[Collected data]
☆ ☆ ☆ ☆ ☆

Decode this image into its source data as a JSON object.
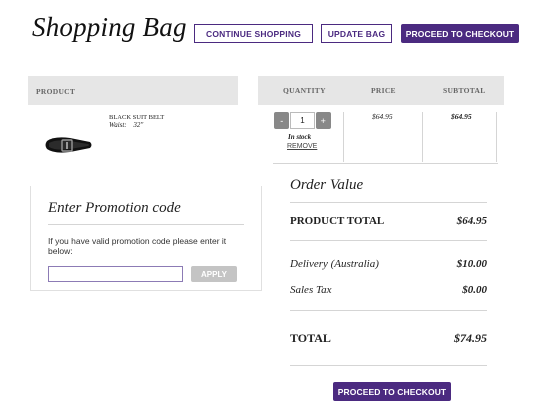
{
  "page": {
    "title": "Shopping Bag"
  },
  "toolbar": {
    "continue_label": "CONTINUE SHOPPING",
    "update_label": "UPDATE BAG",
    "checkout_label": "PROCEED TO CHECKOUT"
  },
  "table": {
    "headers": {
      "product": "PRODUCT",
      "quantity": "QUANTITY",
      "price": "PRICE",
      "subtotal": "SUBTOTAL"
    },
    "item": {
      "name": "BLACK SUIT BELT",
      "attr_label": "Waist:",
      "attr_value": "32\"",
      "quantity": "1",
      "minus": "-",
      "plus": "+",
      "stock": "In stock",
      "remove": "REMOVE",
      "price": "$64.95",
      "subtotal": "$64.95"
    }
  },
  "promo": {
    "title": "Enter Promotion code",
    "text": "If you have valid promotion code please enter it below:",
    "input_value": "",
    "apply_label": "APPLY"
  },
  "order": {
    "title": "Order Value",
    "product_total_label": "PRODUCT TOTAL",
    "product_total": "$64.95",
    "delivery_label": "Delivery (Australia)",
    "delivery": "$10.00",
    "tax_label": "Sales Tax",
    "tax": "$0.00",
    "total_label": "TOTAL",
    "total": "$74.95",
    "checkout_label": "PROCEED TO CHECKOUT"
  },
  "colors": {
    "accent": "#4b2a80",
    "header_bg": "#e6e6e6",
    "stepper": "#888888",
    "apply_bg": "#c4c4c4"
  },
  "icons": {
    "product_image": "belt-image"
  }
}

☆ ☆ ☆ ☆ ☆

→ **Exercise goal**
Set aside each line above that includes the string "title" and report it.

→ **Result of this exercise**
    "title": "Shopping Bag"
    "title": "Enter Promotion code",
    "title": "Order Value",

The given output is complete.